Let's talk about developing trust and how it relates to communication with our staff. Let's dig into the subject just a bit more and see how it might all tie together.
As we already know, trust plays a key role in so many things in life.
Let's just think about that for a moment and name some of the simple things that we place our trust in without giving it a second thought.
How about when we go to the local Super Market? We trust that the food products they are providing are not contaminated.
When we put gas into our vehicles we trust it is not watered down or dirty.
When we get onto an airplane we trust that it is safe to fly in.
When you go to the doctor and they issue a medication, we trust they know that it is safe for us.
Now what can change your trust quickly with any of these above?
How about, if you get sick from something you ate from the market. Your car stalls after you put gas into it. The Airlines you normally choose to fly on is involved in an accident. The medication you received from your doctor is involved in a law suit for causing premature deaths.
In many cases if the above happens we choose a different place or person the next time we need that service. Doesn't matter what their advertisements say.
The workplace is no different. If you fail them, the trust factor goes down a lot faster than it goes up.
So remember, everything you do or say in the workplace will be measured by someone in your work group. Good or bad. Even if you failed to acknowledge them as you speed by. They don't care that you are on your way to a meeting you are late for.
Some of them are looking for anything possible to prove you are not trustworthy. For others it will take a little bit more to make them feel you are not trustworthy. Some will blindly trust you no matter what your actions are.
So besides just telling the truth, how do we build a trustworthy relationship with our staff?
Here are some simple, but effective ways to do it.
If you are able, I would do my best to try and see everyone in your work group everyday. That means that you will have to get up from behind your desk and tour through the department As you go through your department, acknowledge them. This does not mean, just a head nod, or a casual wave. It means say something to them, even if it is how was your weekend? Or maybe, something less engaging like, thanks for your hard work. But be specific, and do not do and say the exact same thing everyday.
Others things you can do are to have pot lucks, a generic monthly birthday cake for those having a birthday in that month, bring a desert day, fun days where you do some crazy activity like blind folding someone and they have to navigate a maze by following the direction of a team mate, and so on.
Acknowledge good work, whether it is performed by the entire team or individually. Don't over look this effective tool! Nothing worse than working hard day after day and no one acknowledges your work. I would do this verbally on a consistent basis, and more formally with letters and/or plaques on more significant accomplishments. The point is to let them know you are seeing what they do, and not just the negative things. You may give them time off, gift certificates, or even cash awards.
Now we can go on and on, but the point is that trust is not just built on the words that come out of your mouth, but your overall actions.

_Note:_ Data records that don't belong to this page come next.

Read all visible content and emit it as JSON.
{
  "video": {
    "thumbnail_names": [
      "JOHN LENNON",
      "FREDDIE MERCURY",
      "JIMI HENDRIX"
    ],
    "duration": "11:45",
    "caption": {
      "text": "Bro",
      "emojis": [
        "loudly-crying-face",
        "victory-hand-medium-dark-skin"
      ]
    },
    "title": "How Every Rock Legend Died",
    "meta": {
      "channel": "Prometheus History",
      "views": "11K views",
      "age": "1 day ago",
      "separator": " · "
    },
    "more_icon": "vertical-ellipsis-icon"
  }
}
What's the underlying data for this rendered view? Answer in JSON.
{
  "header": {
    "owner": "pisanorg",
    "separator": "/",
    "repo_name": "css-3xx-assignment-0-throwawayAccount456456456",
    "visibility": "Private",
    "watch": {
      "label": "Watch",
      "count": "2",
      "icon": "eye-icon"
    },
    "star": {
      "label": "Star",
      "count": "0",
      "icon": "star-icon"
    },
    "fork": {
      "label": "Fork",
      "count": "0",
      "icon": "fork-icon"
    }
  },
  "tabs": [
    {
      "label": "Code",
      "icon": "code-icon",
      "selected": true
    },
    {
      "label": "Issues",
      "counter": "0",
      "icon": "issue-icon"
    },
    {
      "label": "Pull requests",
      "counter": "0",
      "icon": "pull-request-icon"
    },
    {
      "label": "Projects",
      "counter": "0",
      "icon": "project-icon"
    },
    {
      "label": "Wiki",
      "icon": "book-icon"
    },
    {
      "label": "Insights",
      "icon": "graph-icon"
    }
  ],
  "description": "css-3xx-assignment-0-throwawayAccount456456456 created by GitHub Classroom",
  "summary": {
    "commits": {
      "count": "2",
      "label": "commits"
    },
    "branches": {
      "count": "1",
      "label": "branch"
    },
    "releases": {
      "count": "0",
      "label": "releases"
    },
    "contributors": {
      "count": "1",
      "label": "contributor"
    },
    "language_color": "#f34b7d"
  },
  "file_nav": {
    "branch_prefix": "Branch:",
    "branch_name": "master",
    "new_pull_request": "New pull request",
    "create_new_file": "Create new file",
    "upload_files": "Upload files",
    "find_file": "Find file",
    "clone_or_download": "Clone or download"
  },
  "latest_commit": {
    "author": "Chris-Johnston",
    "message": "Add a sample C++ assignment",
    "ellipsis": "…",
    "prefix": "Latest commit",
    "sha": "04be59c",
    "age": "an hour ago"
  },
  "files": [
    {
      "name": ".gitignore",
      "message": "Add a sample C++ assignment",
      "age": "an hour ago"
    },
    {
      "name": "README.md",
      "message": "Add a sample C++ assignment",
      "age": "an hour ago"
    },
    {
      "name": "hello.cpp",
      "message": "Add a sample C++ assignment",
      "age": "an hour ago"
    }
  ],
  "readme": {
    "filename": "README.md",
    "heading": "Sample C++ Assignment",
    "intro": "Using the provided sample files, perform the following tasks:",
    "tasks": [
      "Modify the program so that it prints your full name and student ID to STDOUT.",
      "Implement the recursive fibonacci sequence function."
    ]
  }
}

Ask yourself again, do you meet their needs? What are their needs?
Once you establish that trust, the work group will truly begin to move forward. Everything from changes in processes to asking for volunteers will be so much easier.
Trust and respect go together. Earning it takes time, dedication and hard work.
Thank you and May God Bless You!